Ideally, solutions should support providers at the point of care and advance strong collaboration with payers. Digital strategies hold promise for improving point of care efficiency, communication, and safety. The best suite of IT solutions enables providers to overcome challenges that may stand in the way of meeting quality measures, including metrics and tools to help providers track quality and optimize programs during patient visits.
It may go without saying, but data interoperability is a “must-have.” Recent regulations, like the Centers for Medicare & Medicaid Services’ (CMS) interoperability rules and Fast Healthcare Interoperability Resources standard enforcement, have helped promote progress in efforts that were previously slow-moving. But, the transition to VBC models demands a greater push for open data exchange.
Solutions should be powerful enough to allow payers to access data from any EHR and disparate clinical data sources. This includes retrieving, aggregating and sharing HCC capture information to close gaps in care and ensure accurate risk adjustment. Today, there are only a handful of solution providers that truly allow for this level of data interoperability and relieve the burdens of reformatting and preparing data for submission to CMS.
As pressures mount for providers to become more efficient with their approach to practice management that accelerates the transition to VBC, it will be incumbent upon IT solutions vendors to help clinicians save time on documentation and focus more on patient care. With the scope of information and data that must be captured during a patient encounter, the need for automated workflows is vital to optimizing provider time spent with each patient to enhance quality at the point of care.
Finally, to ensure that data is always safe and protected, IT solutions should achieve HITRUST and SOC2 certifications, utilizing FHIR®, HL7 and secure retrieval and data encryption that optimizes security.
The “Human Touch”
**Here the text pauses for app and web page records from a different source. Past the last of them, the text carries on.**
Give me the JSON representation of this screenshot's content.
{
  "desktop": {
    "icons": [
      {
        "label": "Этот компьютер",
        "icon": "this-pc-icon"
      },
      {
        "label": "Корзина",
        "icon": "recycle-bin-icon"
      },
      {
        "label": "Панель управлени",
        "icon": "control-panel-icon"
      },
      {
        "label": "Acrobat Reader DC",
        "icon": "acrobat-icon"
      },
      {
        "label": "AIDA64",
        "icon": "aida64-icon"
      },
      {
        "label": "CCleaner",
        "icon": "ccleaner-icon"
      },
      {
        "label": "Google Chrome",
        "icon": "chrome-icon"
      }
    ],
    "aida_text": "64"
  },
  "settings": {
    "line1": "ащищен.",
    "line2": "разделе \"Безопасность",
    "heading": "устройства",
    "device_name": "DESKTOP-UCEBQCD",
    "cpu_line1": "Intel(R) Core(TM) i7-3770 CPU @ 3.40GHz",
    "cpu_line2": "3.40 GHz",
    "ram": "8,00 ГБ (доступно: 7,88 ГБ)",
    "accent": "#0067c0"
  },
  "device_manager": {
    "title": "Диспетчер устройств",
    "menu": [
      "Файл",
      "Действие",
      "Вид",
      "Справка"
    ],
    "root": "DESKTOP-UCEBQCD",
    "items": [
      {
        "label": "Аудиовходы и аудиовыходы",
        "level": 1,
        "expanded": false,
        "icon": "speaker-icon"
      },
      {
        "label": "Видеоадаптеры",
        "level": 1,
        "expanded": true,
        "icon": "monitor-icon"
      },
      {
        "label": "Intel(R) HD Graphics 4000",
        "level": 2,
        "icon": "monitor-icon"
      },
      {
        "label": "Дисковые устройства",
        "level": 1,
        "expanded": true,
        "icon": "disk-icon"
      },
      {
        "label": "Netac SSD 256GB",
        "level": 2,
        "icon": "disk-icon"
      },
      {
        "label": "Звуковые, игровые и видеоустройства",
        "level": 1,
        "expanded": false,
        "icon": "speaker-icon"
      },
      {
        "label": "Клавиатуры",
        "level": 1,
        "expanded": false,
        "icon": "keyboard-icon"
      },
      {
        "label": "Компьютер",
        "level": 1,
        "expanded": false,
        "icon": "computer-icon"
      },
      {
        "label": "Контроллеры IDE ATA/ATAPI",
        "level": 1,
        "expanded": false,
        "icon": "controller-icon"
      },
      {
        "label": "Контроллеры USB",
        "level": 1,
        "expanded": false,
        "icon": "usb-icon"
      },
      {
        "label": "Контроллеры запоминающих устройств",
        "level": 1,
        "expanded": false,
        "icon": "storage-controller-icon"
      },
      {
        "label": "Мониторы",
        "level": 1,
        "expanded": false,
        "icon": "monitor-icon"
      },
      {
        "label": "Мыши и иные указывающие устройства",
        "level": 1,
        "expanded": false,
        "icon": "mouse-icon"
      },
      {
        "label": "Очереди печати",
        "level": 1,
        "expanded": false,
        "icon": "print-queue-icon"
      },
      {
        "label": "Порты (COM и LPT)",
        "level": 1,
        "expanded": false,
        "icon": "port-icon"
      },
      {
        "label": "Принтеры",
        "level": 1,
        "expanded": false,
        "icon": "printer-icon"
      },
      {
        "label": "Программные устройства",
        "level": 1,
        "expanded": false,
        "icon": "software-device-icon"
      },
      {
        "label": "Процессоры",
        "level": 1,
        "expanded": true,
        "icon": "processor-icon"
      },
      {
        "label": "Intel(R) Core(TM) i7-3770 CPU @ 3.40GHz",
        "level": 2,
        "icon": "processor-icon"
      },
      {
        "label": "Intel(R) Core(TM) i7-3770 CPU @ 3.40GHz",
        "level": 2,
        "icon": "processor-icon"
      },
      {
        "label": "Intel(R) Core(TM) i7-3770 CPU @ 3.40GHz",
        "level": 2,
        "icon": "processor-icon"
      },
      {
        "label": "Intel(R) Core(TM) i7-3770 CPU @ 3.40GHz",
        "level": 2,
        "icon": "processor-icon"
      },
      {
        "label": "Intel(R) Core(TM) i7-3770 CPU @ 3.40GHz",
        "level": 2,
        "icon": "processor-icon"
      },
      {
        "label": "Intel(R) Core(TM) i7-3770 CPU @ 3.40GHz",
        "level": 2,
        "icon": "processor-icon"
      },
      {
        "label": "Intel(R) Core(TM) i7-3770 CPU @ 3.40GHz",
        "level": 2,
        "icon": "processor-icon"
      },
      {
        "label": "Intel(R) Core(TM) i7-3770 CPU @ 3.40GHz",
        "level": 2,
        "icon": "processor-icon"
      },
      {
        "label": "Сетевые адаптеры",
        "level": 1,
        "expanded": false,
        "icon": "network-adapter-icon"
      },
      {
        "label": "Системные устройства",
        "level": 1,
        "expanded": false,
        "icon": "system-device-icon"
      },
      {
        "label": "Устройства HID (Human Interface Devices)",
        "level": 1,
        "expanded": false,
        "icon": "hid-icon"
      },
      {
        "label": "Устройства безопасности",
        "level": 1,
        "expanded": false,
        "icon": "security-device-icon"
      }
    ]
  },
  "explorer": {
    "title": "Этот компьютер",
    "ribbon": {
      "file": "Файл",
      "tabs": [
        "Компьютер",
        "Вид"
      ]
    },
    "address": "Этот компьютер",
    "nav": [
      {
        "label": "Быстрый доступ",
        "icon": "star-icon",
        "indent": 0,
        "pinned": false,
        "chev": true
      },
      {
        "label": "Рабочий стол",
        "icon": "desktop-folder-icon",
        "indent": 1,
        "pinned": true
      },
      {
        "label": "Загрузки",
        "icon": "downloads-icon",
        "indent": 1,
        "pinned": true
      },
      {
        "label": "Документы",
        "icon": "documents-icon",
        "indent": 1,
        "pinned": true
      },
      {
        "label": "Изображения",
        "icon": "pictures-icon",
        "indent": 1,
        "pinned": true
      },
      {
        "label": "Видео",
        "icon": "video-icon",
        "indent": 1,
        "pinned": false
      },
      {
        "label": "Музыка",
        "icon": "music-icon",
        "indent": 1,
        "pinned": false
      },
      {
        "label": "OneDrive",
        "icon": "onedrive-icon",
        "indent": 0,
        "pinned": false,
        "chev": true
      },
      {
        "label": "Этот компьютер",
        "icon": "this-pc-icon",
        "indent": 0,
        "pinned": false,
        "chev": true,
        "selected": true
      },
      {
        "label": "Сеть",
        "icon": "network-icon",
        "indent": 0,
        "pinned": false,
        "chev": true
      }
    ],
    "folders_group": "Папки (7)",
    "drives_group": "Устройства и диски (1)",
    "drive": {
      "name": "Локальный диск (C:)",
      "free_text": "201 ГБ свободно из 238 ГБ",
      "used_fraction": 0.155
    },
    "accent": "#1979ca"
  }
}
In this brave new world of VBC and risk contracting, best-of-breed IT solutions may need the addition of a “human touch”: support from professionals with expertise and experience in VBC. As stakeholders require a better understanding of well-established best practices, the expert guidance of seasoned advisors will effectively ease the shift and enable payers and providers to optimize success in the new payment landscape.
About Ashish Kachru
Ashish Kachru is the Chief Executive Officer of DataLink Software (DataLsink), a leading solutions provider that delivers interoperability, reduced costs, improved quality scores and risk adjustment accuracy. Mr. Kachru is leading the company’s executive team and spearhead its business strategy and strategic growth. Ashish has over 20 years of operational and executive leadership experience in healthcare technology, most recently serving as Co-founder and Chief Executive Officer of Altruista Health, which focuses on clinical analytics and care-coordination solutions to manage population health outcomes at scale. Prior to co-founding Altruista Health, Ashish served as the National Director for United Health Groups Business Risk Management (BRM) division. He also earned his Master of Business Administration from The University of Chicago, Booth School of Business. Ashish lives with his wife and two kids in Northern Virginia.